[Dataset excerpts]
########

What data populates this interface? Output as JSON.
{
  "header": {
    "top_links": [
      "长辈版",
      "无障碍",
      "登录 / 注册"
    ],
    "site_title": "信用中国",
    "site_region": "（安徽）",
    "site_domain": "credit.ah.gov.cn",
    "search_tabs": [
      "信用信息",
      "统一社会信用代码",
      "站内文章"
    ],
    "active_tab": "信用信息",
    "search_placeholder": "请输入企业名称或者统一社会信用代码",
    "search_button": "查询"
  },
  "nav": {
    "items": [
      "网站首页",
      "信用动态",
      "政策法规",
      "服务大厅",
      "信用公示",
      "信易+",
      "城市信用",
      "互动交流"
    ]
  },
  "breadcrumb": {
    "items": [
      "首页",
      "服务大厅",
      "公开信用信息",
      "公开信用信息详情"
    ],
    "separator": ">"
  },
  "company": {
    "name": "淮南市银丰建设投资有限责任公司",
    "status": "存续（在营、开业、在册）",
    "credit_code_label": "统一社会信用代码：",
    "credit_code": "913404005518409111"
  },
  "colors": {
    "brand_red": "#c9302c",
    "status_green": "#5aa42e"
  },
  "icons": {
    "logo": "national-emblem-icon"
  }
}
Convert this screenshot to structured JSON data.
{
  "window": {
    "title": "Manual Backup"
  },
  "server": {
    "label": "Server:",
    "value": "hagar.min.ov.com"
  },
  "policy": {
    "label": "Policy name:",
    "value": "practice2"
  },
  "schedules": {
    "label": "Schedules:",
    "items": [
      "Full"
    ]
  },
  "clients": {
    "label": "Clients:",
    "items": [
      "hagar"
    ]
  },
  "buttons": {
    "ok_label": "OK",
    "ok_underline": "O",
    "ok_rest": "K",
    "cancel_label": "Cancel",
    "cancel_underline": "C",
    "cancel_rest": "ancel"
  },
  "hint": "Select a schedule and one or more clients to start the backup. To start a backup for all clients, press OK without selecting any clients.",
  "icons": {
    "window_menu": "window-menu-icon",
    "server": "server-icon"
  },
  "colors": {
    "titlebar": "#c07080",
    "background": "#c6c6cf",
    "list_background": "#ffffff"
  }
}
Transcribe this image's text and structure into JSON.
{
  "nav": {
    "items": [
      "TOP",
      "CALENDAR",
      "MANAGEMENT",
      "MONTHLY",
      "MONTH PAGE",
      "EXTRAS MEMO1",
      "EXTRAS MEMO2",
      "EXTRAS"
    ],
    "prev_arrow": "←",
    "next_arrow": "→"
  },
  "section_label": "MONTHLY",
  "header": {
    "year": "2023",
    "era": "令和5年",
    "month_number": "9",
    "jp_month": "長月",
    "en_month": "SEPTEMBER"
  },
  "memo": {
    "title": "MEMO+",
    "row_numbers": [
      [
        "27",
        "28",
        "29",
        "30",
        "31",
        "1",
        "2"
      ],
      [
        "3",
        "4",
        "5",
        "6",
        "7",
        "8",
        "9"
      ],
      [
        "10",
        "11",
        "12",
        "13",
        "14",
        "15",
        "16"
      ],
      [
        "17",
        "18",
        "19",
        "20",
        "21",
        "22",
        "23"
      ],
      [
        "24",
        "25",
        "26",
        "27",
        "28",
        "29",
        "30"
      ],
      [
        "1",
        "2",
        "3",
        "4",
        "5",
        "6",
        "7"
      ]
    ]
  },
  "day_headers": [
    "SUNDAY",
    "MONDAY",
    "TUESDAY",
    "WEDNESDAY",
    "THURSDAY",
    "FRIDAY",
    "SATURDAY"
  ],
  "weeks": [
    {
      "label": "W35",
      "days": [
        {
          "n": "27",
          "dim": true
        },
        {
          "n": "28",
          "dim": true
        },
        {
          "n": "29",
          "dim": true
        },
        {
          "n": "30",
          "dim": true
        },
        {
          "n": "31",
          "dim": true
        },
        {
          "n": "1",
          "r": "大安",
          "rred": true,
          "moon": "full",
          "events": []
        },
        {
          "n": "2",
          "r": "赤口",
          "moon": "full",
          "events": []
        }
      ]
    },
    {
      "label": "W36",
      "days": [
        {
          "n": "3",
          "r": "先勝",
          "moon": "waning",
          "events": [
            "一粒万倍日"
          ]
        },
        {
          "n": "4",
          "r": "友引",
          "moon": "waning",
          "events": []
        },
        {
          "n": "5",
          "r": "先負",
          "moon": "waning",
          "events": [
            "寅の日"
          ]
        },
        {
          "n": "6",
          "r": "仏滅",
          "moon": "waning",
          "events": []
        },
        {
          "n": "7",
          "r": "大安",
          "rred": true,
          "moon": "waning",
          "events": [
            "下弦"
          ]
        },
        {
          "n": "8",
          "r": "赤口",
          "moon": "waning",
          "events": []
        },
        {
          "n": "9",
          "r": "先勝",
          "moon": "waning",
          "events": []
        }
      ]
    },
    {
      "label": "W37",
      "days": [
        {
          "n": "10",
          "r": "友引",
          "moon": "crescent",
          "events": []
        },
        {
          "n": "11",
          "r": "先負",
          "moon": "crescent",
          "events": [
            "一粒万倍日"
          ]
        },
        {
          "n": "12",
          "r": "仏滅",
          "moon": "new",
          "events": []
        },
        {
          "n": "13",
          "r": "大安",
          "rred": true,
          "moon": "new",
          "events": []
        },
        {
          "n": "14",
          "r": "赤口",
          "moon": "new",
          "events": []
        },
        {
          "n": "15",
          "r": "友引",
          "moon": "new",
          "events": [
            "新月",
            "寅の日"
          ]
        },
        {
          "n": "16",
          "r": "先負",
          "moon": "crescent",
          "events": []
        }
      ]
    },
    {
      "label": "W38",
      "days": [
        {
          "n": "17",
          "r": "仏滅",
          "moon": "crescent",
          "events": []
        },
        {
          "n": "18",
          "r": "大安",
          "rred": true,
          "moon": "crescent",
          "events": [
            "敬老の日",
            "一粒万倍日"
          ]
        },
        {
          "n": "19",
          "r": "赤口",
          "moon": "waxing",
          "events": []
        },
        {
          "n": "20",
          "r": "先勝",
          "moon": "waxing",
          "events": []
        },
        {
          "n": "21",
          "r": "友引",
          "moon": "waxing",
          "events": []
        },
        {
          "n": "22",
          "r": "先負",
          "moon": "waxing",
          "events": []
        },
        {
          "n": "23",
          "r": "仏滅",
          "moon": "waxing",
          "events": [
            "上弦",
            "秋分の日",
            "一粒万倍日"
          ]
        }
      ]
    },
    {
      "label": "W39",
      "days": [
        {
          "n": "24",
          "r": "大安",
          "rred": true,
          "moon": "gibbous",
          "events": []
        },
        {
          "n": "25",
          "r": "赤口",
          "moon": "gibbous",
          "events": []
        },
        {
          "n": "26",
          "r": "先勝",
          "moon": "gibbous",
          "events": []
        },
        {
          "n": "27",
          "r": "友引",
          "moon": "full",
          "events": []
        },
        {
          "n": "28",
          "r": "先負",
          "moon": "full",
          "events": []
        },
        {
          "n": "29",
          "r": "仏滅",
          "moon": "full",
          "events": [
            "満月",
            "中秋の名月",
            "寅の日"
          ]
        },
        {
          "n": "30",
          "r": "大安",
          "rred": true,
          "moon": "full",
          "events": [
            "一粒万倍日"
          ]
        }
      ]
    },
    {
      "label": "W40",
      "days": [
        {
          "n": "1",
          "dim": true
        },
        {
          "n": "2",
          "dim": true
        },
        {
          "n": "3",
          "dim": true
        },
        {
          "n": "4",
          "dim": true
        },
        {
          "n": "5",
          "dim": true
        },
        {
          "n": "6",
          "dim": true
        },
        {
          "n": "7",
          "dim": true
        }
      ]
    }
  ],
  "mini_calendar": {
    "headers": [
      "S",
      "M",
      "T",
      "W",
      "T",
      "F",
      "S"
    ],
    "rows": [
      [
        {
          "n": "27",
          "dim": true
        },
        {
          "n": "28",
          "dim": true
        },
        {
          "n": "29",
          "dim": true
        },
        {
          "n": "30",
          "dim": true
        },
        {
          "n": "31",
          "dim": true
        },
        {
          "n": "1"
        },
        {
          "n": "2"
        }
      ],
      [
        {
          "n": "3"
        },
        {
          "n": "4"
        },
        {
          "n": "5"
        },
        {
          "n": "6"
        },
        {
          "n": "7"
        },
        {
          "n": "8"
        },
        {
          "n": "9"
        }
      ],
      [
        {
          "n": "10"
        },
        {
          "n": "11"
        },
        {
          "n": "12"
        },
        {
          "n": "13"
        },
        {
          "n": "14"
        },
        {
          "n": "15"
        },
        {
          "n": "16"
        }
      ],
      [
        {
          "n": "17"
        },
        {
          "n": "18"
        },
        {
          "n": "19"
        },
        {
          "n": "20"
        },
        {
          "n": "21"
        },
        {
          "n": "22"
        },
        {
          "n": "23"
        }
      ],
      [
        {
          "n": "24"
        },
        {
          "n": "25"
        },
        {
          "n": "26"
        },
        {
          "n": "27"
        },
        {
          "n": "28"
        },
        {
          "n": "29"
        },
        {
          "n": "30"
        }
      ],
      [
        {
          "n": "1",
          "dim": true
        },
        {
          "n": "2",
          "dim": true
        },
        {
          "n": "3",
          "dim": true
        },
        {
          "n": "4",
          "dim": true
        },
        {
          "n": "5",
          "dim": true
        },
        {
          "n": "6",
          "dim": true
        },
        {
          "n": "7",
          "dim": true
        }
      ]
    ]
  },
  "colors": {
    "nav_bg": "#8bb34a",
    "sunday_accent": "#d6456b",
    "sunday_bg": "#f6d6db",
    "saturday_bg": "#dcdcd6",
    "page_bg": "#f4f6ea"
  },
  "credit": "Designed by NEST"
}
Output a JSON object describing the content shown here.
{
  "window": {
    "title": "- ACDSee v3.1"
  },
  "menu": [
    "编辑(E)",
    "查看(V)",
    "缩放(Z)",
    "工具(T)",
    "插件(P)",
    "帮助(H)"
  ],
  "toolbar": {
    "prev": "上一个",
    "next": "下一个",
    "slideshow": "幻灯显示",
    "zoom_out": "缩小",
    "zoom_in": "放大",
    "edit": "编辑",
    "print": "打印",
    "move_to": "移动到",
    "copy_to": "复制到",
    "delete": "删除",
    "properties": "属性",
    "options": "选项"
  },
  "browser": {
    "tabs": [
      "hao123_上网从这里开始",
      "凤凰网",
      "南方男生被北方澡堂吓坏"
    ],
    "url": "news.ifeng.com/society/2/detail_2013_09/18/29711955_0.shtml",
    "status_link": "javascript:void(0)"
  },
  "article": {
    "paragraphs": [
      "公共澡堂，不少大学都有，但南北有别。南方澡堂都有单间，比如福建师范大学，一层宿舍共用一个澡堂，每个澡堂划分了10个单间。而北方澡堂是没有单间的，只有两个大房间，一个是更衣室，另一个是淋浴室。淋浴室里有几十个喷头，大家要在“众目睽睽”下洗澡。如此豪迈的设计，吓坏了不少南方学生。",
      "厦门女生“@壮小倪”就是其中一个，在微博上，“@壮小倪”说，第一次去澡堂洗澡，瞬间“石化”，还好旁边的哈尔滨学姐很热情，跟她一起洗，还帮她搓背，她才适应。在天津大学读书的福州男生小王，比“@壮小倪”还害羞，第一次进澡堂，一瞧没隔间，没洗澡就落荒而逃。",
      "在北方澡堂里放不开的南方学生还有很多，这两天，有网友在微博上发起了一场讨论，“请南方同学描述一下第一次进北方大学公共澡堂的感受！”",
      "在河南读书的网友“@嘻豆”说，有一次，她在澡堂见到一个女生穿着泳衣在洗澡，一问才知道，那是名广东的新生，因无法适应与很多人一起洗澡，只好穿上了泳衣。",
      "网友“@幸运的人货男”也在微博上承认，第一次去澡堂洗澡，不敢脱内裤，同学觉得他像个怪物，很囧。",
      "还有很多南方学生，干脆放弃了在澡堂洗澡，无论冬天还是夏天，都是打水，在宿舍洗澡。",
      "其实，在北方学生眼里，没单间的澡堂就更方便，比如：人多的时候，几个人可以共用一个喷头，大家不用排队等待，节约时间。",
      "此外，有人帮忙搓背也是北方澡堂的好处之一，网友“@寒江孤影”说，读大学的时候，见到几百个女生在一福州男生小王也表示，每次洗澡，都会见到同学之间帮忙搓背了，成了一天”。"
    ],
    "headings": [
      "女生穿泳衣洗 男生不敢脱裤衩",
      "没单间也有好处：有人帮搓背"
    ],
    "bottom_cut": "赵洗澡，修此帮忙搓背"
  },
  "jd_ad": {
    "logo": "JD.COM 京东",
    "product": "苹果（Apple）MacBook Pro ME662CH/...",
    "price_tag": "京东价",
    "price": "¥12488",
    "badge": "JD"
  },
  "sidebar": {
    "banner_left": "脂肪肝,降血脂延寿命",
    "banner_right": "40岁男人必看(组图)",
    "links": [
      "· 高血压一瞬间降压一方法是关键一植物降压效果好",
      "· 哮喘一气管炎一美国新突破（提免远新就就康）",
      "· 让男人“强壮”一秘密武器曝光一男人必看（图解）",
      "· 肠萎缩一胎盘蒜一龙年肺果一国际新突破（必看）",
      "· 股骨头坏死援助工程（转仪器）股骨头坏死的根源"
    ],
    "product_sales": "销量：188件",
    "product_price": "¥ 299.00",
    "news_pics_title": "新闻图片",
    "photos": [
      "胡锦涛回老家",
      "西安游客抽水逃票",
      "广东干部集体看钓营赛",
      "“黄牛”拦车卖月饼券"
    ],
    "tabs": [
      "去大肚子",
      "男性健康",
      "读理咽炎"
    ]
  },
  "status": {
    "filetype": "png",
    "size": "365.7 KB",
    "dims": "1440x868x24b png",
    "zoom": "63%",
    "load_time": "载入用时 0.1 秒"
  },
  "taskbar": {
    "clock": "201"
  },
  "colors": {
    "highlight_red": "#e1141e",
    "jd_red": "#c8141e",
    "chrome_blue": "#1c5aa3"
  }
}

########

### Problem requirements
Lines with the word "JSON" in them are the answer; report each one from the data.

### Solution for this task
What data populates this interface? Output as JSON.
Convert this screenshot to structured JSON data.
Transcribe this image's text and structure into JSON.
Output a JSON object describing the content shown here.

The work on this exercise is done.